The following was the abstract I submitted for the keynote presentation at the recent Mental Health Congress in Paris (9-11/7/18):
Positive Risk-Taking: From Rhetoric to Reality
Do we pay enough attention to the impact that the language we use has on the people we serve, and the ways in which we serve them? Our adherence to professional jargon more often serves to exclude and/or confuse other people. This is most notable in the language of risk, particularly where the negative connotations can often drive a blame culture and promote an unnecessary risk averse approach. Where is the person within such a picture?
Assessing and manging risk is an essential skill; but, so to is calculated and reasoned risk-taking. My concept of ‘Positive Risk-Taking’, initiated in 1994, brings the language of risk, strengths and person-centred outcomes together in a clear and sharp focus. As a concept, it is underpinned by the principles and practice of good risk assessment and management, applicable to all facets of mental health, wider health, and social care considerations.
The concept is focused on the outcomes, rather than solely being led by the risks. Taking risks for positive outcomesrequires a clear definition and description; but, it is also underpinned by the fully recognized components of mental health good practice… focused and contextualized risk assessment is counter-balanced by a full strengths assessment; supervision and support is complemented by teamwork and team-focused training. Collective decision-making enables balanced and reasoned risk-taking decisions to be made with confidence, and the identification of individual responsibilities for action to be outlined within a thoughtful plan.
Welcoming the audience to the presentation:
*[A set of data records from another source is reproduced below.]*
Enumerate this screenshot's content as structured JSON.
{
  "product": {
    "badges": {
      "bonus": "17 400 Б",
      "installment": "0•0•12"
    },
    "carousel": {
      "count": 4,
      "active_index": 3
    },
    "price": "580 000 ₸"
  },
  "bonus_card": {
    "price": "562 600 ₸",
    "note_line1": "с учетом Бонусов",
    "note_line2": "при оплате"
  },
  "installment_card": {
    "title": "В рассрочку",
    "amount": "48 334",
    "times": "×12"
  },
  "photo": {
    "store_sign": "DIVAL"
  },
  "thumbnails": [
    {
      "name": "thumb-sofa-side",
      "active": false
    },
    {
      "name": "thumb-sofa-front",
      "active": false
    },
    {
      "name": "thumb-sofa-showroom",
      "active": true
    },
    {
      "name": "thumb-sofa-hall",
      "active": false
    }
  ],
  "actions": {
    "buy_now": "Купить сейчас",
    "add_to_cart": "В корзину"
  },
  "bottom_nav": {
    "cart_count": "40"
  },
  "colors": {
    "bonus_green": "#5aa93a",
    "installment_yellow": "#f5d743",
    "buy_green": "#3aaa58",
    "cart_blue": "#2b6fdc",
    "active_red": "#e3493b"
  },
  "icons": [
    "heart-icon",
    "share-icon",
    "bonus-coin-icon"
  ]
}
A partial link to what you missed!
Fielding a question or two:
And sharing in the post presentation accolades (holiday snapshots time !!):